### PROBLEM DESCRIPTION
If a line below contains the string "this", return that line.

Dataset excerpts:

=======

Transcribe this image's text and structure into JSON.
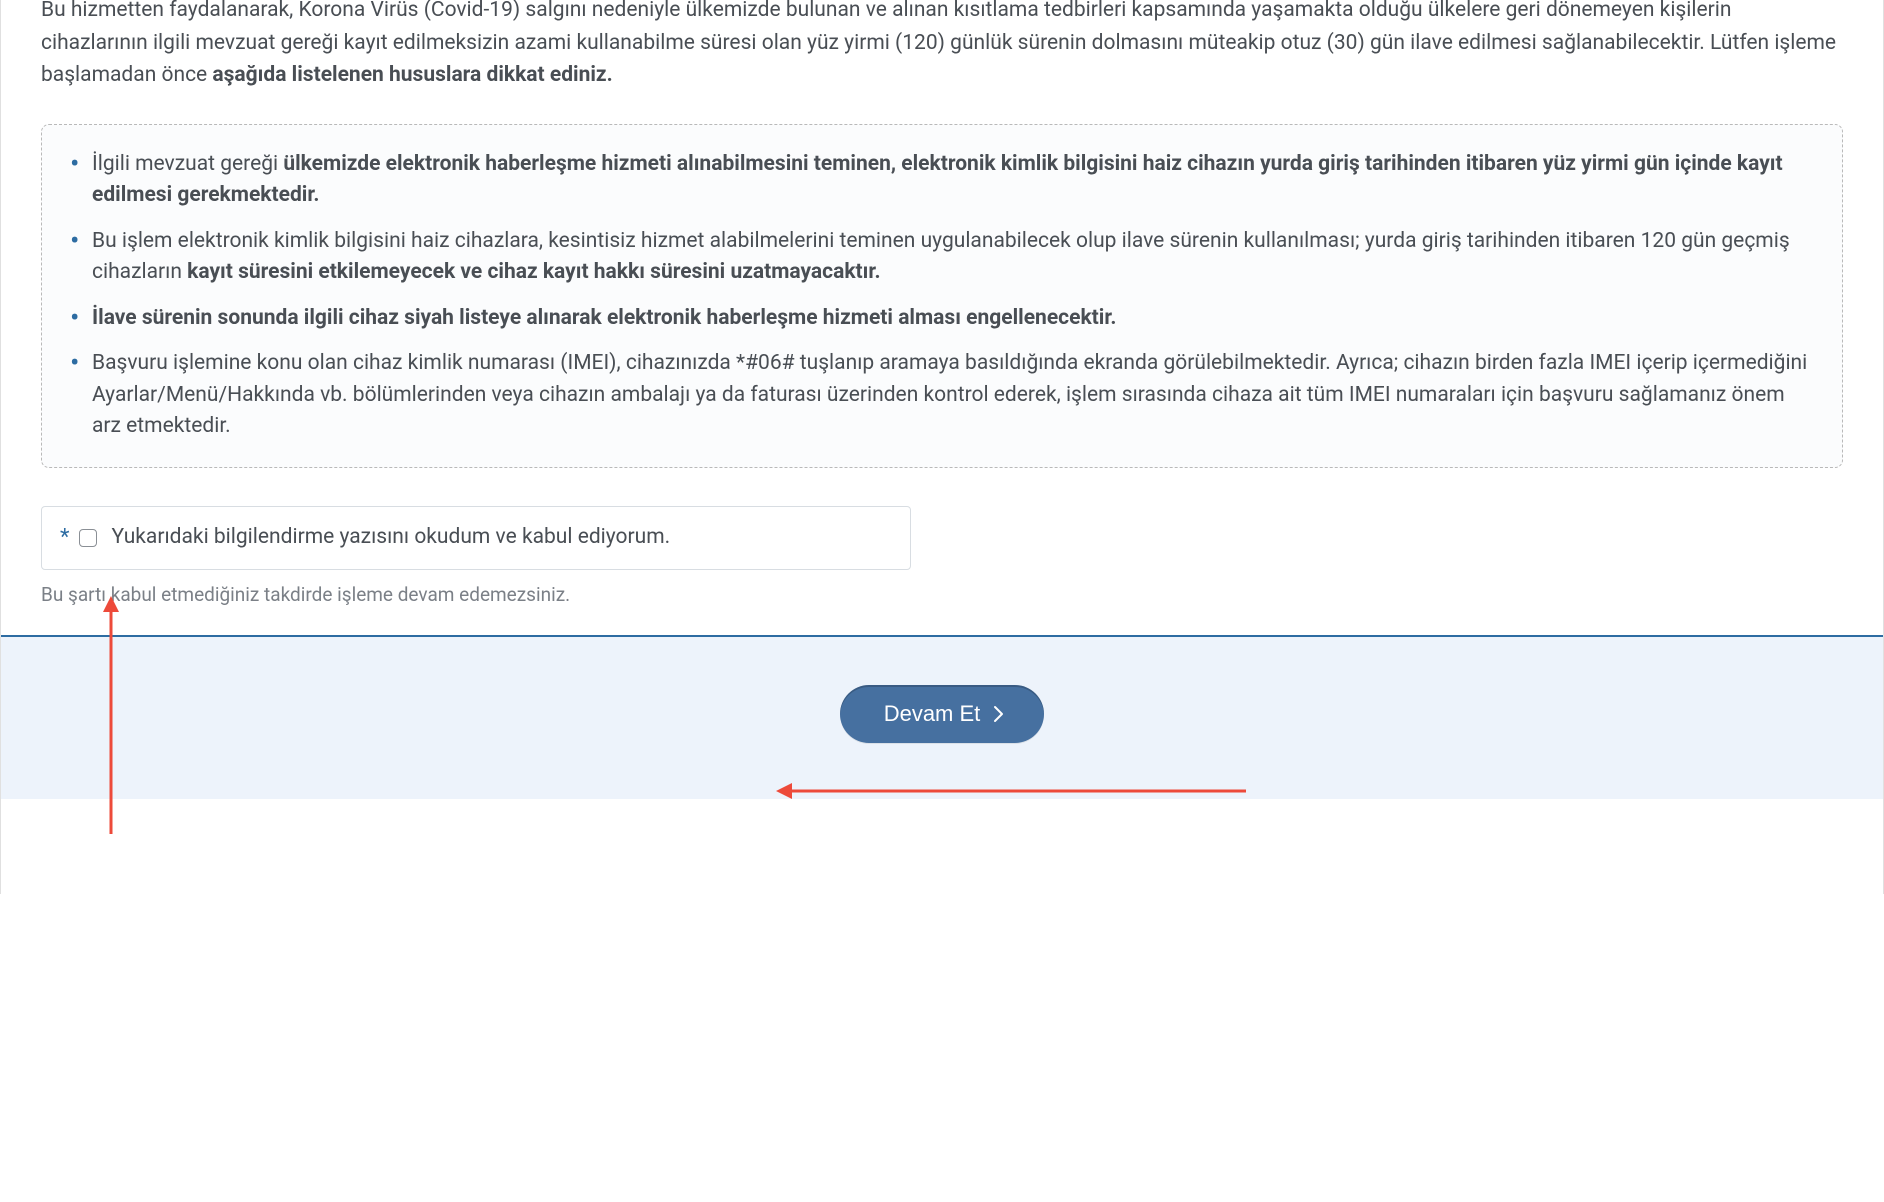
{
  "intro": {
    "part1_plain": "Bu hizmetten faydalanarak, Korona Virüs (Covid-19) salgını nedeniyle ülkemizde bulunan ve alınan kısıtlama tedbirleri kapsamında yaşamakta olduğu ülkelere geri dönemeyen kişilerin cihazlarının ilgili mevzuat gereği kayıt edilmeksizin azami kullanabilme süresi olan yüz yirmi (120) günlük sürenin dolmasını müteakip otuz (30) gün ilave edilmesi sağlanabilecektir. Lütfen işleme başlamadan önce ",
    "part2_bold": "aşağıda listelenen hususlara dikkat ediniz."
  },
  "info_items": [
    {
      "p1_plain": "İlgili mevzuat gereği ",
      "p2_bold": "ülkemizde elektronik haberleşme hizmeti alınabilmesini teminen, elektronik kimlik bilgisini haiz cihazın yurda giriş tarihinden itibaren yüz yirmi gün içinde kayıt edilmesi gerekmektedir.",
      "p3_plain": "",
      "p4_bold": "",
      "p5_plain": ""
    },
    {
      "p1_plain": "Bu işlem elektronik kimlik bilgisini haiz cihazlara, kesintisiz hizmet alabilmelerini teminen uygulanabilecek olup ilave sürenin kullanılması; yurda giriş tarihinden itibaren 120 gün geçmiş cihazların ",
      "p2_bold": "kayıt süresini etkilemeyecek ve cihaz kayıt hakkı süresini uzatmayacaktır.",
      "p3_plain": "",
      "p4_bold": "",
      "p5_plain": ""
    },
    {
      "p1_plain": "",
      "p2_bold": "İlave sürenin sonunda ilgili cihaz siyah listeye alınarak elektronik haberleşme hizmeti alması engellenecektir.",
      "p3_plain": "",
      "p4_bold": "",
      "p5_plain": ""
    },
    {
      "p1_plain": "Başvuru işlemine konu olan cihaz kimlik numarası (IMEI), cihazınızda *#06# tuşlanıp aramaya basıldığında ekranda görülebilmektedir. Ayrıca; cihazın birden fazla IMEI içerip içermediğini Ayarlar/Menü/Hakkında vb. bölümlerinden veya cihazın ambalajı ya da faturası üzerinden kontrol ederek, işlem sırasında cihaza ait tüm IMEI numaraları için başvuru sağlamanız önem arz etmektedir.",
      "p2_bold": "",
      "p3_plain": "",
      "p4_bold": "",
      "p5_plain": ""
    }
  ],
  "consent": {
    "asterisk": "*",
    "label": "Yukarıdaki bilgilendirme yazısını okudum ve kabul ediyorum.",
    "hint": "Bu şartı kabul etmediğiniz takdirde işleme devam edemezsiniz."
  },
  "actions": {
    "continue_label": "Devam Et"
  },
  "colors": {
    "accent": "#2d6ca2",
    "annotation_arrow": "#ed4a3a"
  }
}
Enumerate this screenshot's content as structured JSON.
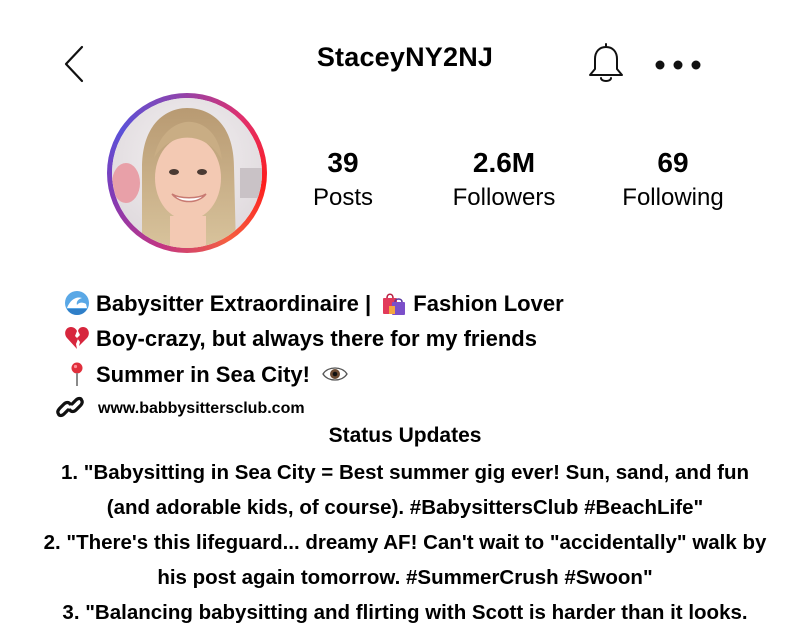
{
  "header": {
    "back_icon": "chevron-left-icon",
    "username": "StaceyNY2NJ",
    "bell_icon": "bell-icon",
    "more_icon": "ellipsis-icon"
  },
  "stats": [
    {
      "value": "39",
      "label": "Posts"
    },
    {
      "value": "2.6M",
      "label": "Followers"
    },
    {
      "value": "69",
      "label": "Following"
    }
  ],
  "bio": {
    "line1_part1": "Babysitter Extraordinaire |",
    "line1_part2": "Fashion Lover",
    "line2": "Boy-crazy, but always there for my friends",
    "line3": "Summer in Sea City!",
    "link": "www.babbysittersclub.com"
  },
  "status": {
    "title": "Status Updates",
    "lines": [
      "1. \"Babysitting in Sea City = Best summer gig ever! Sun, sand, and fun",
      "(and adorable kids, of course). #BabysittersClub #BeachLife\"",
      "2. \"There's this lifeguard... dreamy AF! Can't wait to \"accidentally\" walk by",
      "his post again tomorrow. #SummerCrush #Swoon\"",
      "3. \"Balancing babysitting and flirting with Scott is harder than it looks."
    ]
  },
  "colors": {
    "text": "#000000",
    "background": "#ffffff",
    "ring_pink": "#e1306c",
    "ring_purple": "#833ab4"
  }
}
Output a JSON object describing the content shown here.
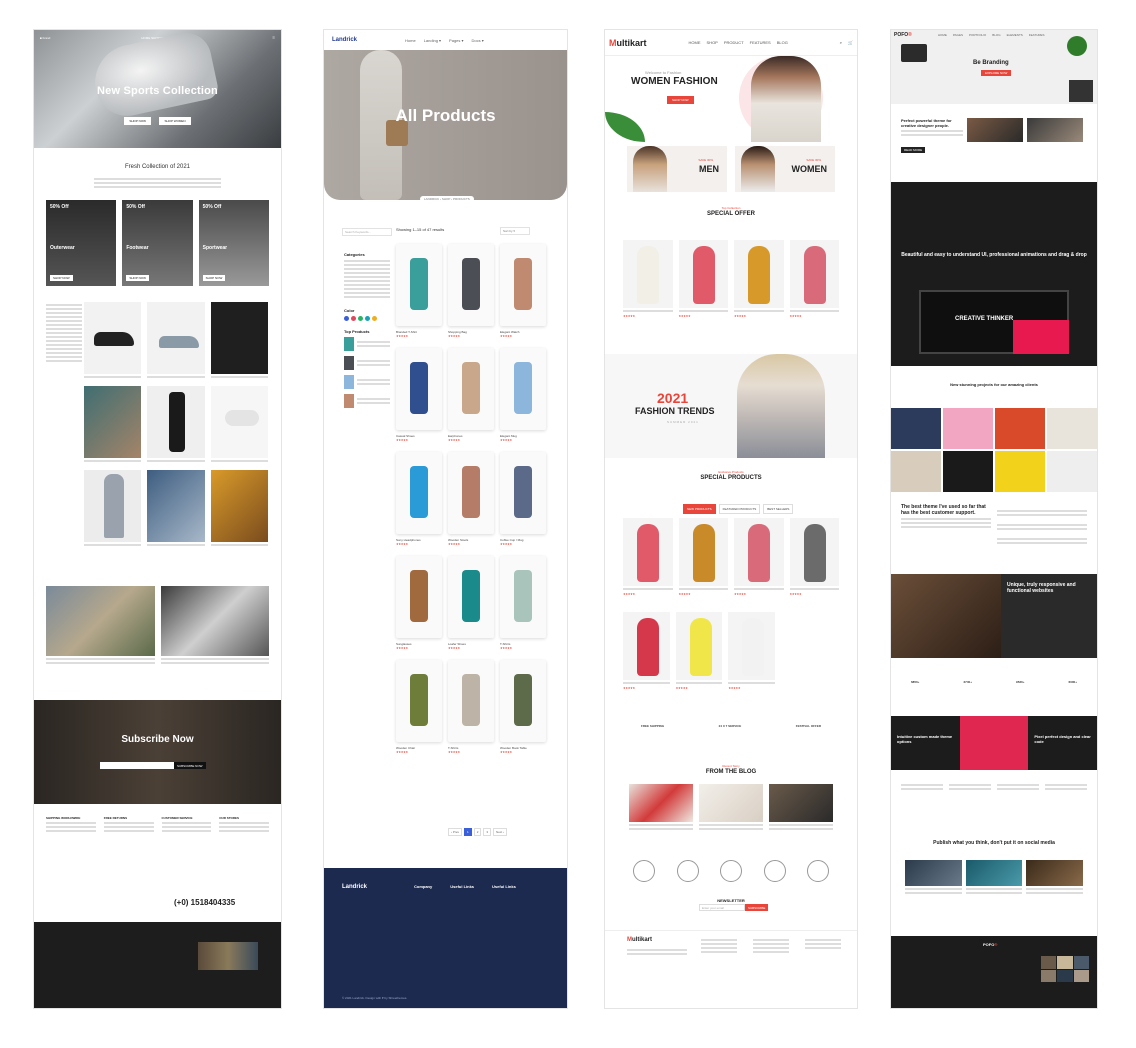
{
  "panel1": {
    "hero_title": "New Sports Collection",
    "hero_buttons": [
      "SHOP NOW",
      "SHOP WOMEN"
    ],
    "section_title": "Fresh Collection of 2021",
    "promo_cards": [
      {
        "discount": "50% Off",
        "name": "Outerwear",
        "button": "SHOP NOW"
      },
      {
        "discount": "50% Off",
        "name": "Footwear",
        "button": "SHOP NOW"
      },
      {
        "discount": "50% Off",
        "name": "Sportwear",
        "button": "SHOP NOW"
      }
    ],
    "subscribe_title": "Subscribe Now",
    "subscribe_button": "SUBSCRIBE NOW",
    "info_titles": [
      "SHIPPING WORLDWIDE",
      "FREE RETURNS",
      "CUSTOMER SERVICE",
      "OUR STORES"
    ],
    "phone": "(+0) 1518404335"
  },
  "panel2": {
    "logo": "Landrick",
    "hero_title": "All Products",
    "search_placeholder": "Search Keywords...",
    "showing": "Showing 1–15 of 47 results",
    "sidebar_titles": [
      "Categories",
      "Color",
      "Top Products"
    ],
    "colors": [
      "#3a5fd9",
      "#e0485b",
      "#28b463",
      "#17a2b8",
      "#f0ad1f"
    ],
    "products": [
      {
        "name": "Branded T-Shirt",
        "color": "#3a9e9a"
      },
      {
        "name": "Shopping Bag",
        "color": "#4b4f55"
      },
      {
        "name": "Elegant Watch",
        "color": "#c08a70"
      },
      {
        "name": "Casual Shoes",
        "color": "#2f4f8f"
      },
      {
        "name": "Earphones",
        "color": "#c9a78a"
      },
      {
        "name": "Elegant Mug",
        "color": "#8cb6dc"
      },
      {
        "name": "Sony Headphones",
        "color": "#2a9bd7"
      },
      {
        "name": "Wooden Stools",
        "color": "#b57c67"
      },
      {
        "name": "Coffee Cup / Mug",
        "color": "#5c6a8a"
      },
      {
        "name": "Sunglasses",
        "color": "#a06a3e"
      },
      {
        "name": "Loafer Shoes",
        "color": "#1b8a8a"
      },
      {
        "name": "T-Shirts",
        "color": "#a9c4bb"
      },
      {
        "name": "Wooden Chair",
        "color": "#6f7d3a"
      },
      {
        "name": "T-Shirts",
        "color": "#bdb3a6"
      },
      {
        "name": "Wooden Book Table",
        "color": "#5d6b4a"
      }
    ],
    "footer_columns": [
      "Company",
      "Useful Links",
      "Useful Links"
    ],
    "copyright": "© 2021 Landrick. Design with ♥ by Shreethemes."
  },
  "panel3": {
    "logo_first": "M",
    "logo_rest": "ultikart",
    "hero_welcome": "Welcome to Fashion",
    "hero_title": "WOMEN FASHION",
    "hero_button": "SHOP NOW",
    "cat_men": "MEN",
    "cat_women": "WOMEN",
    "cat_save": "SAVE 30%",
    "special_offer": "SPECIAL OFFER",
    "special_sub": "Top Collection",
    "offer_colors": [
      "#f1efe6",
      "#e05a6a",
      "#d79a2a",
      "#d96a7a"
    ],
    "banner_year": "2021",
    "banner_title": "FASHION TRENDS",
    "banner_sub": "SUMMER 2021",
    "special_products": "SPECIAL PRODUCTS",
    "special_products_sub": "Exclusive Products",
    "tabs": [
      "NEW PRODUCTS",
      "FEATURED PRODUCTS",
      "BEST SELLERS"
    ],
    "sp_colors": [
      "#e05a6a",
      "#c98a2a",
      "#d96a7a",
      "#6b6b6b",
      "#d4384a",
      "#f0e64a",
      "#f2f2f2"
    ],
    "features": [
      "FREE SHIPPING",
      "24 X 7 SERVICE",
      "FESTIVAL OFFER"
    ],
    "blog_sub": "Recent Story",
    "blog_title": "FROM THE BLOG",
    "newsletter": "NEWSLETTER",
    "news_placeholder": "Enter your email",
    "news_button": "SUBSCRIBE"
  },
  "panel4": {
    "logo_first": "POFO",
    "logo_rest": "®",
    "hero_title": "Be Branding",
    "hero_button": "EXPLORE NOW",
    "intro_title": "Perfect powerful theme for creative designer people.",
    "dark_heading": "Beautiful and easy to understand UI, professional animations and drag & drop",
    "creative_title": "CREATIVE THINKER",
    "projects_title": "New stunning projects for our amazing clients",
    "feature_title": "The best theme I've used so far that has the best customer support.",
    "responsive_title": "Unique, truly responsive and functional websites",
    "stats": [
      "6850+",
      "2740+",
      "9530+",
      "6000+"
    ],
    "dark3": [
      "Intuitive custom made theme options",
      "",
      "Pixel perfect design and clear code"
    ],
    "publish_title": "Publish what you think, don't put it on social media"
  }
}
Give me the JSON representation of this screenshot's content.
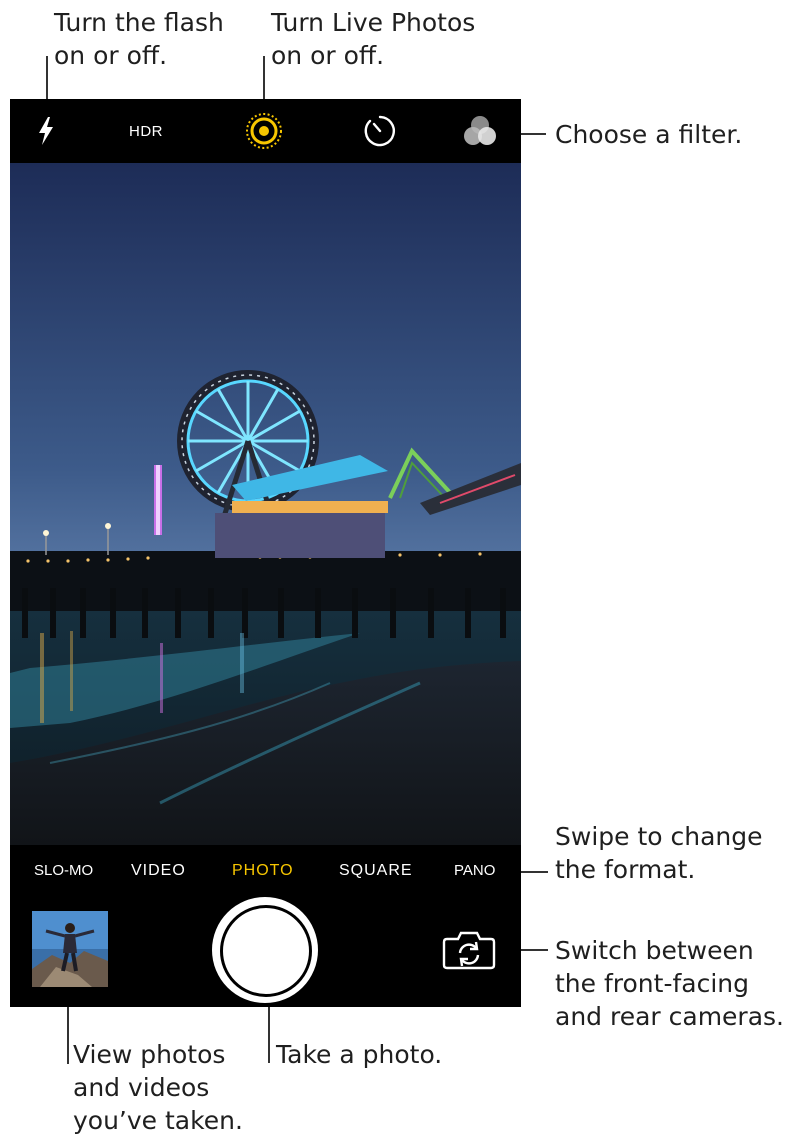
{
  "callouts": {
    "flash": [
      "Turn the flash",
      "on or off."
    ],
    "live": [
      "Turn Live Photos",
      "on or off."
    ],
    "filter": "Choose a filter.",
    "format": [
      "Swipe to change",
      "the format."
    ],
    "switch": [
      "Switch between",
      "the front-facing",
      "and rear cameras."
    ],
    "library": [
      "View photos",
      "and videos",
      "you’ve taken."
    ],
    "shutter": "Take a photo."
  },
  "camera": {
    "top_bar": {
      "flash_icon": "flash-icon",
      "hdr_label": "HDR",
      "live_photo_icon": "live-photo-icon",
      "timer_icon": "timer-icon",
      "filter_icon": "filter-icon"
    },
    "modes": [
      {
        "label": "SLO-MO",
        "active": false
      },
      {
        "label": "VIDEO",
        "active": false
      },
      {
        "label": "PHOTO",
        "active": true
      },
      {
        "label": "SQUARE",
        "active": false
      },
      {
        "label": "PANO",
        "active": false
      }
    ],
    "bottom_bar": {
      "thumbnail": "last-photo-thumbnail",
      "shutter_icon": "shutter-button",
      "switch_icon": "camera-switch-icon"
    }
  },
  "colors": {
    "active_mode": "#f7c600",
    "bar_background": "#000000"
  }
}
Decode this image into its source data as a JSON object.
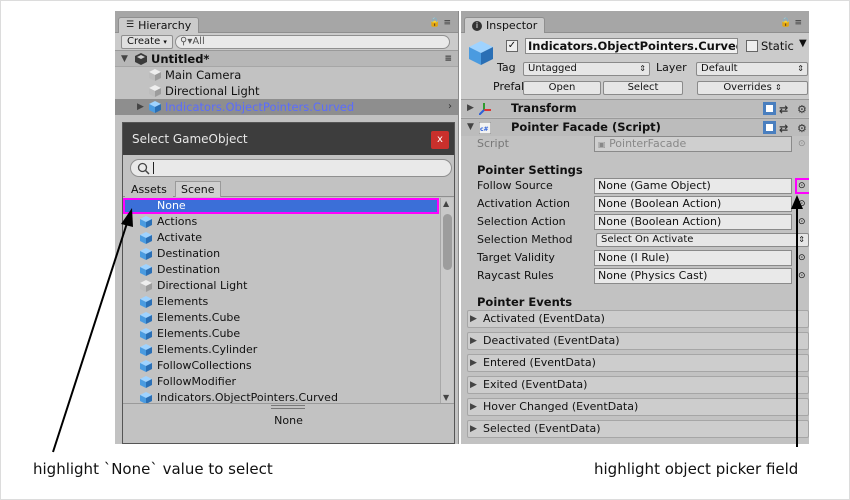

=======

### OUTPUT OF THE TASK
Transcribe this image's text and structure into JSON.
Enumerate this screenshot's content as structured JSON.
      "2. \"There's this lifeguard... dreamy AF! Can't wait to \"accidentally\" walk by",
Give me the JSON representation of this screenshot's content.
Decode this image into its source data as a JSON object.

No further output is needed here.